    Beautifully stated argument but I disagree with the premise that “at its core” digital marketing is (necessarily) better at demand fulfillment than demand creation. I think the issue is that marketers have become so enthralled with the fulfillment capabilities of digital media that dont exist in traditional media that they have largely ignored the medium’s ability to drive demand…to “brand”.

    Notwithstanding the capability limitations, media is what marketers make of it. The consumers are available online as are the applications for effective demand creation (rich media creative) – the marketers just aren’t as focused on that part of the equation. When they do focus on demand creation it is likely that Internet media will be as effective and more efficient than traditional media. There’s just less cost structure in aggregating an audience online than there is in print or “electronic” media and that lower overhead allows for lower advertiser CPM’s.

  • letstalkandchat

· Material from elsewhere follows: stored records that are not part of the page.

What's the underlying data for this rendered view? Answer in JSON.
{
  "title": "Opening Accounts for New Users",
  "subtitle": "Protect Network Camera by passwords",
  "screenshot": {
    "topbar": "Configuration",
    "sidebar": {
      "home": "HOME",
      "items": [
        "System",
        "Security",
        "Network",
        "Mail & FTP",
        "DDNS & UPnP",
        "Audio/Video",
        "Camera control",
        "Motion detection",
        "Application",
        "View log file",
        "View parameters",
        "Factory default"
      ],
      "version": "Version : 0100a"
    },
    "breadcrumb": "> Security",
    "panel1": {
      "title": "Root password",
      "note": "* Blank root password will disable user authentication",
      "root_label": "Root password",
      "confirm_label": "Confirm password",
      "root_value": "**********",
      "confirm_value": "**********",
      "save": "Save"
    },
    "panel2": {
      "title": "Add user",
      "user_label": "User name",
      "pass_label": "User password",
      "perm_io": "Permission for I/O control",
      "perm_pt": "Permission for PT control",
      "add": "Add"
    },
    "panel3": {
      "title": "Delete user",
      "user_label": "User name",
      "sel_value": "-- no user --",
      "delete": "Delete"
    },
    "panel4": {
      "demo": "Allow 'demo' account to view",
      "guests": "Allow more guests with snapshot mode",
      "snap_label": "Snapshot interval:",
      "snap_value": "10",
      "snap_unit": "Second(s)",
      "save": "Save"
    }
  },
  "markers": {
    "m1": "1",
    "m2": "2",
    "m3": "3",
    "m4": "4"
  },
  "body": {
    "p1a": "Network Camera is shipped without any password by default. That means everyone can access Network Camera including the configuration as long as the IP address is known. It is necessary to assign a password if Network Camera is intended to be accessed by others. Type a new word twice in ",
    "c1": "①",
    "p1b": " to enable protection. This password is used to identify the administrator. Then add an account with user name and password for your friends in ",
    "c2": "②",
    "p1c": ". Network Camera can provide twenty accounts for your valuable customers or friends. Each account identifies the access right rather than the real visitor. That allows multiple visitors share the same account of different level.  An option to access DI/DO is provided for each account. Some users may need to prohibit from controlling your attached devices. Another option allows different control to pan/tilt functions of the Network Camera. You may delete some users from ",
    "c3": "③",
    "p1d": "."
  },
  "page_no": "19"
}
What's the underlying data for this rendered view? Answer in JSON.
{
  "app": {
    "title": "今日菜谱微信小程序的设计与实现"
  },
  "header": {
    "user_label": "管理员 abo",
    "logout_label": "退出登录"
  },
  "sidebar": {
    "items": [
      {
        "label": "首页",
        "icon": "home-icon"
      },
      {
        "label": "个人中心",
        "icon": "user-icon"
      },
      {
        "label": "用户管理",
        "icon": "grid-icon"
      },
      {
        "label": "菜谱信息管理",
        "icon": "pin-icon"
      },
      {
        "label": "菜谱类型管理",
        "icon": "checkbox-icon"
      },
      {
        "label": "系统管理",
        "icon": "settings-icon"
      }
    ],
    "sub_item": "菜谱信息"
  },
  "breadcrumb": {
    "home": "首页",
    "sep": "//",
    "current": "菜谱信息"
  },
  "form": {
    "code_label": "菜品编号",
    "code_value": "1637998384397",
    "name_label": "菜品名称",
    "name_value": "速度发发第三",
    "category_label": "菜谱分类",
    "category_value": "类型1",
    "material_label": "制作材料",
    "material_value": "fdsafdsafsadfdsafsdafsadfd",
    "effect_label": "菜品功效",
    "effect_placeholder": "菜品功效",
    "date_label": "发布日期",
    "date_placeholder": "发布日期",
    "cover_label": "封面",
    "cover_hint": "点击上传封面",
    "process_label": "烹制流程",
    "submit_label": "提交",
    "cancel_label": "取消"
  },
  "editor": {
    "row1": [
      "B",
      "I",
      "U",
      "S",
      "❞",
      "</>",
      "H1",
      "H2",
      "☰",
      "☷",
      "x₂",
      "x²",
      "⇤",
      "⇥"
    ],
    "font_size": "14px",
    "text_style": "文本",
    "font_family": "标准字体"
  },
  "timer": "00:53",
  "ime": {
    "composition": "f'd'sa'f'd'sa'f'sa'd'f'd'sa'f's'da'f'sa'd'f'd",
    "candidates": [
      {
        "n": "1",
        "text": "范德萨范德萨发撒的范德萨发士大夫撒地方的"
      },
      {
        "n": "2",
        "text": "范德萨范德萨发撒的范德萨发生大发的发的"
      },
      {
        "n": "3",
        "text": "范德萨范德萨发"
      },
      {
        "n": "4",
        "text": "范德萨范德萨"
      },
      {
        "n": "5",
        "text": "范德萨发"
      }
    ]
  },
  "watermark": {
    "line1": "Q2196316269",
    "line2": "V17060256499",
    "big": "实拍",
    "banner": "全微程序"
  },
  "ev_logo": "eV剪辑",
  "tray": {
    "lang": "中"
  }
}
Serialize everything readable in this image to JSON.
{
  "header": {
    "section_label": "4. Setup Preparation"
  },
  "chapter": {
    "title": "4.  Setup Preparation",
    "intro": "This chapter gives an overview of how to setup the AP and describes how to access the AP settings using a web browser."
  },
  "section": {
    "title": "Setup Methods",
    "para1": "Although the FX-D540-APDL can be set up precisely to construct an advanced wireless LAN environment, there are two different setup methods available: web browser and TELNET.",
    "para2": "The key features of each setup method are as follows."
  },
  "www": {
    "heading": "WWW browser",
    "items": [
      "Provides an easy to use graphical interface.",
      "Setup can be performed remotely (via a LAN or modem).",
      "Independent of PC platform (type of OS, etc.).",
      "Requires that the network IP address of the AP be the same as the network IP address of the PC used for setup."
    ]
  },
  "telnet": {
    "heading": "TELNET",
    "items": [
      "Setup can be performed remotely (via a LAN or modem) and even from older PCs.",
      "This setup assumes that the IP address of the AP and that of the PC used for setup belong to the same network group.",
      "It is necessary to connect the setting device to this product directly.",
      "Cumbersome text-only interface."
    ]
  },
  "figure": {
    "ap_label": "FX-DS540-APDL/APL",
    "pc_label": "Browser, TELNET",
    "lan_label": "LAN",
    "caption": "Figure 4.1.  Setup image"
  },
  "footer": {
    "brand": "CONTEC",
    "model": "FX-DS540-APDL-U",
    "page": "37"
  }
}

    If you’re looking for webinar software, then check out Evergreen Business System. Its perfect for marketers and let’s you automate the scheduling of your webinars, build your list, and even follow up with your webinar registrants. If you’re going to buy Evergreen Business System, then you might as well get a free bonus! So check out http://www.mikelmurphy.com/evergreen-business-system-bonus-webinar-software/ and you’ll get a great bonus that tells you how to create a webinar, what is a webinar, and a blueprint for making a successful one. None of the other people offering bonuses are offering this. Hurry in case the guy (some dude that worked on Lord of the RIngs) offering the bonus decides to pull it down.